Later in the month, we ventured out to Madison Square Garden for a night of smooth grooves with Hall & Oates.  The opener wasn't my favorite, but when the main act finally arrived front and center things really began to heat up!  They played most of Chris' favorite songs and even I knew several of the hits!  We had fun people watching in our area of the arena, too.  It was a fun night that was much needed after I'd spent nearly a week away on work trips.  Hall & Oates certainly know how to work the crowd and put on a show. 

What fun date nights have you had recently?

Andrea :)

Wednesday, March 9, 2016

Not-So-Smart People

When Second Stage Theater announced the cast of its latest production, Smart People, I was floored.  Four people...and I knew them all.  If by knew them all, I meant I had watched them in various TV shows over the years.  Needless to say, I was super excited to see the show.

We've attended shows at Second Stage for quite some time.  We even became season ticket holders this year.  We had yet to be disappointed by a production there.  And the premise of Smart People - on the eve of Obama's 2008 Presidential Election, four highly intelligent Cambridge residents broach the treacherous topic of race - seemed intriguing and certainly relevant, but we just didn't love it.

Despite the absolutely phenomenal acting from Brian (Joshua Jackson), Ginny (Anne Son), Jackson (Mahershala Ali), and Valerie (Tessa Thompson), the story line felt needlessly convoluted at times.  Brian, a progressive neuroscientist professor studying the brain's response to race and its implications, falls for Ginny, a psychiatrist studying low-income Asian-American women's reaction to stress.  Ginny interfaces with Doctor Jackson when she proposes her services at his newly establish clinic for low-income patients.  Jackson has a chance encounter with Valerie, a struggling actress, when he begins stitching up the deep gash an out of place prop made on her forehead.  Valerie later signs up as a research assistant for Brian.  And ultimately, the entire crew unknowingly gathers for a dinner party that goes awry once the issues of race are once again brought into the mix.

While there were some interesting thoughts brought to light, it could have been presented in a more appealing way.  It is a play that I would recommend based on the content rather than the production.  Honestly, the cast carried the true weight of the show.  Unfortunately, it is no longer showing at Second Stage, but it's possible it could pop up again down the line.

Andrea :)

Wednesday, March 2, 2016

Birthday Fun with My Love

Celebrating birthdays is one of my favorite things in life.  Last Friday night was no exception.  Christopher and I spent the evening at the fabulous Club A Steakhouse in Manhattan.  Such a fantastic time!  And the food is SO delicious!

We started off with some lobster bisque...probably the best I've ever had.  We shared a meat platter with filet mignon and NY Strip for the main course alongside broccoli and mashed potatoes.  The Happy Birthday dessert plate was a perfect assortment of tasty treats to top off the night.

The next night, we celebrated with The Soul Rebels featuring Talib Kweli.  When I asked Chris what he wanted to do for his birthday, this was his choice.  We'd never been to the Brooklyn Bowl so we headed there about a half hour before the show was set to begin.  We figured that would give us time to find a nice spot to settle into before the show started.  Little did we know it would be nearly two and a half hours until we'd see any sign of life on the stage.  Ugh!  Not ideal for the over 30 crowd...which may have just been us.  But still, sort your life out Brooklyn Bowl!!

Once the group got started around 10:15, they weren't bad.  I was partial to the songs that included rappers like Nigel Hall, Talib Kweli, and Rakim.  The show lasted a little over and hour which was a bit disappointing since we had waiting so long for them to come on, but Talib Kweli performed Chris' favorite song so I guess it all worked out in the end.
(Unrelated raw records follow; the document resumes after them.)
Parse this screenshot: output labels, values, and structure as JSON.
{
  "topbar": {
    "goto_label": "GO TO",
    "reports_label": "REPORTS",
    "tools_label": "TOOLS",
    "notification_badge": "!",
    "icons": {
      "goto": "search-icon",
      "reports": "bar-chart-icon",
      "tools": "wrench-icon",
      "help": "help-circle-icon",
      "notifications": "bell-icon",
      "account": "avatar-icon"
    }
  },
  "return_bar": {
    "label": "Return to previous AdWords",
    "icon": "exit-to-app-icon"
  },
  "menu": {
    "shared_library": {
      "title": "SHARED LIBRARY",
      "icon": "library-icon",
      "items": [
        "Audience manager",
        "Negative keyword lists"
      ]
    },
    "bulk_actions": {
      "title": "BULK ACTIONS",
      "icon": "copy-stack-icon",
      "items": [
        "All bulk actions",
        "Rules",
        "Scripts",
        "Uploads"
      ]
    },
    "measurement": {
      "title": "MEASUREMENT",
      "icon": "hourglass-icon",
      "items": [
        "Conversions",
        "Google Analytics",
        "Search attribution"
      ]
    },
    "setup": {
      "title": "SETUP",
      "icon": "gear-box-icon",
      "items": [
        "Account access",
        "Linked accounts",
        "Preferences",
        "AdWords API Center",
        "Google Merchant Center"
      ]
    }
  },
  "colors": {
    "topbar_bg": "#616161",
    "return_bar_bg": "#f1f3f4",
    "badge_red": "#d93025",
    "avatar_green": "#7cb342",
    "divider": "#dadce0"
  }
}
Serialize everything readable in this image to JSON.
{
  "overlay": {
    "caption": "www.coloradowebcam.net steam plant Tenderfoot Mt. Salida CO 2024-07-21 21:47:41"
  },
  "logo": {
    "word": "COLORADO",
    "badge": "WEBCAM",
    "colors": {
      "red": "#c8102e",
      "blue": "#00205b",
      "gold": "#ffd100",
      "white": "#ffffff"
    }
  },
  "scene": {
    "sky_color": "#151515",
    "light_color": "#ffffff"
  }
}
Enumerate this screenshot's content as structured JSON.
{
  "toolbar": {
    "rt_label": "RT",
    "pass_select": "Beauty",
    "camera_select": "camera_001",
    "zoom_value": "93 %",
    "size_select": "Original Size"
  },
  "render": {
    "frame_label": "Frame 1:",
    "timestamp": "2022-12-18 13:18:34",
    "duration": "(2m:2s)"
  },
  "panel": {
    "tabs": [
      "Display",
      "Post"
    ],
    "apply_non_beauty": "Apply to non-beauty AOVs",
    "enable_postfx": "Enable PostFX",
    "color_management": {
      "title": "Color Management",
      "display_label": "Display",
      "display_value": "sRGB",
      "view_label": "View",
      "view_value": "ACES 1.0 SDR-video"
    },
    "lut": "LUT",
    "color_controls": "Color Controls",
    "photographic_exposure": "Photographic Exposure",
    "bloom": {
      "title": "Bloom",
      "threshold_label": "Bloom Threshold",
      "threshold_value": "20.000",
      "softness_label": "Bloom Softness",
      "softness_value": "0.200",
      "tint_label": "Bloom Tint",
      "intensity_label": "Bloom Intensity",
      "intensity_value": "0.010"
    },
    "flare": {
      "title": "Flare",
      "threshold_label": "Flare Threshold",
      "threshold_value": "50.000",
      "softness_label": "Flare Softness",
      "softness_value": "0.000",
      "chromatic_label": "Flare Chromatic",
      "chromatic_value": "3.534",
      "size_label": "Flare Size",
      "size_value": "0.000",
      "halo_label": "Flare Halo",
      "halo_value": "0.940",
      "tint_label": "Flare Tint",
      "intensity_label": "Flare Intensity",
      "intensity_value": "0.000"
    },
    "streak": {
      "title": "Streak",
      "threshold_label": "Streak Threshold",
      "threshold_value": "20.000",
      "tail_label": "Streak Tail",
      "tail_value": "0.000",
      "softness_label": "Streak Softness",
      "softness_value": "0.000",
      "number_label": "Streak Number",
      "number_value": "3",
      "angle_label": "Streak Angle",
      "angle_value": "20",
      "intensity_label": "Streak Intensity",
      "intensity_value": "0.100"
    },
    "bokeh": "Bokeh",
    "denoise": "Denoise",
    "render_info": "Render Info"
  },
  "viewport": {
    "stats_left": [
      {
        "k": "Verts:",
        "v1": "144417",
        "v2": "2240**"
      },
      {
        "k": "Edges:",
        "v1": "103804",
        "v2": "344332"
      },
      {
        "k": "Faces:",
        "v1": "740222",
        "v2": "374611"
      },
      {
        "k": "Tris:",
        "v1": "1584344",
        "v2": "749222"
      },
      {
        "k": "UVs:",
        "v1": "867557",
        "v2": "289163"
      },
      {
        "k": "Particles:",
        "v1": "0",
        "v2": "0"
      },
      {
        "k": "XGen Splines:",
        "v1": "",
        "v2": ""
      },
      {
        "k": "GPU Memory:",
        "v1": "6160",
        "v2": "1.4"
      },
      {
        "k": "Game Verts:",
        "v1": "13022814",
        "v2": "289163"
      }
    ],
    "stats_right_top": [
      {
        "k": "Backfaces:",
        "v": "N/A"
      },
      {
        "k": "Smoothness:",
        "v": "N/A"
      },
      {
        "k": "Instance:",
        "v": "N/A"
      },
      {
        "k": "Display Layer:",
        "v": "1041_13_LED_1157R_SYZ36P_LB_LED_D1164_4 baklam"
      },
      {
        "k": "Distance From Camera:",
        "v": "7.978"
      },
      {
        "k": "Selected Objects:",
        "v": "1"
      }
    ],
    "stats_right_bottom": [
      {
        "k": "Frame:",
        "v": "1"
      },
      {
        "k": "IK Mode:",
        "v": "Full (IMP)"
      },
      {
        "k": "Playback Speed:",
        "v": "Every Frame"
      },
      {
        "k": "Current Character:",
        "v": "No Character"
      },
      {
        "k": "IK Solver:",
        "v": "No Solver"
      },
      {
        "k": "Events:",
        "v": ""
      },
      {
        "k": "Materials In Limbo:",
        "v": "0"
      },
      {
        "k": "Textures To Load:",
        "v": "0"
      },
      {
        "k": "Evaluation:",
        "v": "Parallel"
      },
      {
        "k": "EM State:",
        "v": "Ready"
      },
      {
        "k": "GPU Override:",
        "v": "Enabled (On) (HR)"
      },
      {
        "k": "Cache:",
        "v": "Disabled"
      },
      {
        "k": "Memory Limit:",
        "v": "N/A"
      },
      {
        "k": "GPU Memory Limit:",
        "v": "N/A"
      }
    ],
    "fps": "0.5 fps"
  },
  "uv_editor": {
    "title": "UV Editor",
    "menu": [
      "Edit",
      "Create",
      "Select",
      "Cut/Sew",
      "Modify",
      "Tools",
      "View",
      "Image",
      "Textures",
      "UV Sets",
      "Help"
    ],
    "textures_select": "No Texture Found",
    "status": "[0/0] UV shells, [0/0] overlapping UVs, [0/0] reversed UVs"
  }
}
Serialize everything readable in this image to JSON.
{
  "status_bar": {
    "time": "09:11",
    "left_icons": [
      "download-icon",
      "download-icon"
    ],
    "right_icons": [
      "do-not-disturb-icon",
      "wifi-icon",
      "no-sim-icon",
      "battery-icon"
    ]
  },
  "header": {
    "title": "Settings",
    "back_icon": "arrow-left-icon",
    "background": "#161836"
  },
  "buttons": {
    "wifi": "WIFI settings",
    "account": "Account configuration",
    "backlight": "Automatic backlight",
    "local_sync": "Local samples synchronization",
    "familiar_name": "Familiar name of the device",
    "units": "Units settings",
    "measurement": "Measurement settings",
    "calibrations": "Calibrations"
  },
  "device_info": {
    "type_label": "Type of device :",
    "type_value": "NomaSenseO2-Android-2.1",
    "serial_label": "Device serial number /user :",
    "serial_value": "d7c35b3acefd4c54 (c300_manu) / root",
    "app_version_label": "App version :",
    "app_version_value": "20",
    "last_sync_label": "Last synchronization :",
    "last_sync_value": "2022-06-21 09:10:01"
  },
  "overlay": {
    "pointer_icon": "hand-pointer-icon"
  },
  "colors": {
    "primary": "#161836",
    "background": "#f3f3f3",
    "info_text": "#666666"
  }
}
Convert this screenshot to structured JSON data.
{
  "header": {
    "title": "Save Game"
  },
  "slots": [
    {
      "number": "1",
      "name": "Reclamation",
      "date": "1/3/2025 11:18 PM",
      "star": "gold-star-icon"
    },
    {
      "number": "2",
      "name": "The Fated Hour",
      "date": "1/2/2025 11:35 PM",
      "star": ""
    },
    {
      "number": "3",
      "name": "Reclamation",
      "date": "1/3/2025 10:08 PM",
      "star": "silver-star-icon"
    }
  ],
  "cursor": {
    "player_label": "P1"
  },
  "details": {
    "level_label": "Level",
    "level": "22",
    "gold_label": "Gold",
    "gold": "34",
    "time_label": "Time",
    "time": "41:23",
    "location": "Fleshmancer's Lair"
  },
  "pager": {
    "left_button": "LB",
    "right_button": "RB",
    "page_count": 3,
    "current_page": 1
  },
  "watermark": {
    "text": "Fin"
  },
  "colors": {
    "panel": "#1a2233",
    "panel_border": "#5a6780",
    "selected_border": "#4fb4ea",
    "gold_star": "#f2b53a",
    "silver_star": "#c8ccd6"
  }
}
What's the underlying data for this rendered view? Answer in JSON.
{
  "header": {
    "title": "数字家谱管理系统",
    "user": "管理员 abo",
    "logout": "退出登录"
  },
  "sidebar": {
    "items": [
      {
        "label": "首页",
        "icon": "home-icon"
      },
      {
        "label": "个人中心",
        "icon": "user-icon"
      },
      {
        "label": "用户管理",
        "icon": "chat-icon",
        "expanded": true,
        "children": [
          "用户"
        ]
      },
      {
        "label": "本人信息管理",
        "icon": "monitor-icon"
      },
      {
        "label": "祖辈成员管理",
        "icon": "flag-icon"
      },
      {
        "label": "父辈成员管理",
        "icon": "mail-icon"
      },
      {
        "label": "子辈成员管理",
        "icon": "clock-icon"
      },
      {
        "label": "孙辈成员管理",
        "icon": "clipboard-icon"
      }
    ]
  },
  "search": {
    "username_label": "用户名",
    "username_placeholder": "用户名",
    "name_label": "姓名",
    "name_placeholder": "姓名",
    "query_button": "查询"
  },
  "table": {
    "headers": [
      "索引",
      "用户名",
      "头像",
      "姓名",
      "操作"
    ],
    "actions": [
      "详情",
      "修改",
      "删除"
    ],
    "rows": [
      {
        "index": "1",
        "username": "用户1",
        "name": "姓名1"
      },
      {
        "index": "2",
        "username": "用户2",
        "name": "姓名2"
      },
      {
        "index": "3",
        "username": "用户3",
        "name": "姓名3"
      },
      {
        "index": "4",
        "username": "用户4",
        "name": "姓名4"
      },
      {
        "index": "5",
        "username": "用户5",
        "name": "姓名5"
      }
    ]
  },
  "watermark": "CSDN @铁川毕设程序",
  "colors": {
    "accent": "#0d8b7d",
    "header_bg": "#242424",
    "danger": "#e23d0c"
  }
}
I was just happy that Chris had such a wonderful day and weekend.  Cheers to another great year ahead!

Andrea :)